Hello and happy Wednesday. Every once in a while I encounter a book that doesn’t follow the typical contemporary YA structure, and it is very refreshing when that happens. Don’t get me wrong, I love Jennifer E. Smith’s books because they are all very typical YA novels, but I love it when I get into a book and realize it’s not going to turn out the way I thought it would.
When I started reading The Geek’s Guide to Unrequited Love by Sarvenaz Tash, my initial thought was “oh, okay, I know how this ends already, but let’s see what happens.” I was super wrong though, and I changed my mind about what was going to happen at the end like a hundred times, though let me tell you, when I finished the book, I was very pleased.
You know that I’m a radical feminist, right? And so I adore strong female characters, but to me there’s this sort of idea that YA is mostly for female audiences because most of the main characters are female. And, honestly, out of all the books I read each year, about 90% have female main characters, so yeah, it’s great, and incredibly refreshing when the main character is a guy. Oh yea, by the way, and this goes for you people out there who “censor” books just because you feel like it, this book was written by a woman, so I’m still supporting female authors out there, I just want some variety in what I read, okay?
Okay, so our main character is not just an average high school guy, because there’s no fun in that.

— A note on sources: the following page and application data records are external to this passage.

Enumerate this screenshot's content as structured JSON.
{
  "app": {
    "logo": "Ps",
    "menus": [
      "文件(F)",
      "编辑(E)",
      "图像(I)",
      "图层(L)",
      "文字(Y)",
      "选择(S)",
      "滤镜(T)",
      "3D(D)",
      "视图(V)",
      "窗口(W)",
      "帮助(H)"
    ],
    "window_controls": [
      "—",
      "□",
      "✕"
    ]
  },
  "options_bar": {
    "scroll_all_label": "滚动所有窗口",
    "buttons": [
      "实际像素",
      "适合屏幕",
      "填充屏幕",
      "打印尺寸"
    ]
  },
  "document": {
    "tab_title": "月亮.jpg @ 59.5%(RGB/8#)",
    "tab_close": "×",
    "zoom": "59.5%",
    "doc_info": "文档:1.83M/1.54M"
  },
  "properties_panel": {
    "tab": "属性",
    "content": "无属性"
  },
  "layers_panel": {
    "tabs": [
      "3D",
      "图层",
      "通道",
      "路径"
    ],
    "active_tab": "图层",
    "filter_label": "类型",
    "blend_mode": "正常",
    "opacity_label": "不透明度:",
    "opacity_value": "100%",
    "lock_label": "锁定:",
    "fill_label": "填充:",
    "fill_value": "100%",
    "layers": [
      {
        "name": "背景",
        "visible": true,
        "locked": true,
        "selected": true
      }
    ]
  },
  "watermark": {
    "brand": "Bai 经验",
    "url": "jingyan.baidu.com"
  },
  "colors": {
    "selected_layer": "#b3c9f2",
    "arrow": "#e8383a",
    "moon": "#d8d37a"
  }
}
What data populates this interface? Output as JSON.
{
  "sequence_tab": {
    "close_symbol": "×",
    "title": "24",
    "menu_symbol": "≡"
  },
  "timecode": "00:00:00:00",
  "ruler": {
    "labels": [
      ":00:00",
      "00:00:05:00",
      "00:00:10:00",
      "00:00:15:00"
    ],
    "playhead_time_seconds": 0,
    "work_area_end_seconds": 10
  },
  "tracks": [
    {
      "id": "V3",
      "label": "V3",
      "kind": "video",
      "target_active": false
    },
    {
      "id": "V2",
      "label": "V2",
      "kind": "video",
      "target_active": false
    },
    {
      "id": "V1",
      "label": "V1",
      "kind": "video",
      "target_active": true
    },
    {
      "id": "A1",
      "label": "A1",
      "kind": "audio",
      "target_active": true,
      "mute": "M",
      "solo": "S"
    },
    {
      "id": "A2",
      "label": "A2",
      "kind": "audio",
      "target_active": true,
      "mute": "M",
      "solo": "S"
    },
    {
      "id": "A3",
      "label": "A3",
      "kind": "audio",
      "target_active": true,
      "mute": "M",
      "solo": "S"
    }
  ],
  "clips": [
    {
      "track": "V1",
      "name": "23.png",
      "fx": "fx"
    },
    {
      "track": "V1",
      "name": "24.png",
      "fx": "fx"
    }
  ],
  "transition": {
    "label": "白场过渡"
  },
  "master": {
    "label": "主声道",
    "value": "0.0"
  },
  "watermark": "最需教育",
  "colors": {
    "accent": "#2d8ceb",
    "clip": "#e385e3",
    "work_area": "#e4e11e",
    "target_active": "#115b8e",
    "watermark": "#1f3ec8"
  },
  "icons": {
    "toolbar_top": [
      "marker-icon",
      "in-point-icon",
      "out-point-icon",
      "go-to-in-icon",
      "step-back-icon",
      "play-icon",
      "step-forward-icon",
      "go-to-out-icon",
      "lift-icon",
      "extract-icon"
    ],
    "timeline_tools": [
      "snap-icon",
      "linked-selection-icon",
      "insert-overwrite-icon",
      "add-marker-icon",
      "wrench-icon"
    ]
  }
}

He is a die-hard geek, and proud of it. Before there was this idea, both in books and in real life, that geeks were this socially inept people who had no friends (or were friends with each other) and who could only be truly happy if they got a makeover and stopped being geeks. Well, we know that nowadays that’s not how things work and that’s actually cool to be a geek, which makes this book even better.
I loved the diversity in this book, but I also think it makes sense that our main character’s friends are Persian, Japanese, and an American Jew. I say it makes sense because they live in the New York area, which is a typically diverse region in terms of people with different ethnic and religious backgrounds.
Graham, our main character, and Roxana, his best friend and apparently the love of his life (though she doesn’t know it yet), are partners in this comic book/graphic novel writing project. Basically Graham writes and Roxana draws, and it was super interesting to read about their process in writing and drawing because comic books and graphic novels aren’t really my thing, so I had no idea about the making of them.
This book is perfect for a weekend or a day off. First, it’s addictive, like once you start, I’m sorry, you’re going to want to read it until you’re done. But honestly, it’s a very fast read because the chapters are super short. I personally don’t like big books, and I have a very hard time reading them, so the fact that the chapters are short is encouraging to me. And also, if you can’t take that day or full weekend to read, you can easily squeeze in a chapter every now and then and it’ll take you ten minutes or less.
Here’s the magic of this book and the author’s writing: despite it being a short book, it was incredibly detailed and descriptive, to the point where I felt like I was watching a movie. This book tells everything you need to feel like you’re in the same place as the characters, seeing what’s going on as if it were taking place right in front of your eyes. It was amazing. Also, yes, this book takes place in NY Comic-Con, so as I read I just wished I could attend one of those big conventions myself. One day, though, one day.
Not everything was perfect in this book, though, obviously, I didn’t expect it to be. I was, however, exasperated when I read the “breath I didn’t know I was holding” line. Like, seriously? This book is genius, why insert such a crappy and unnecessary line? And now that we’re in the subject of what I didn’t like, I have to admit that Roxana wasn’t my favorite person at all. I didn’t like her one bit. Oops, sorry not sorry.
And we’ve reached the end of this book. Have you read or do you know about another book where the main character is a geek? Let me know about it!
Love, Miss Camila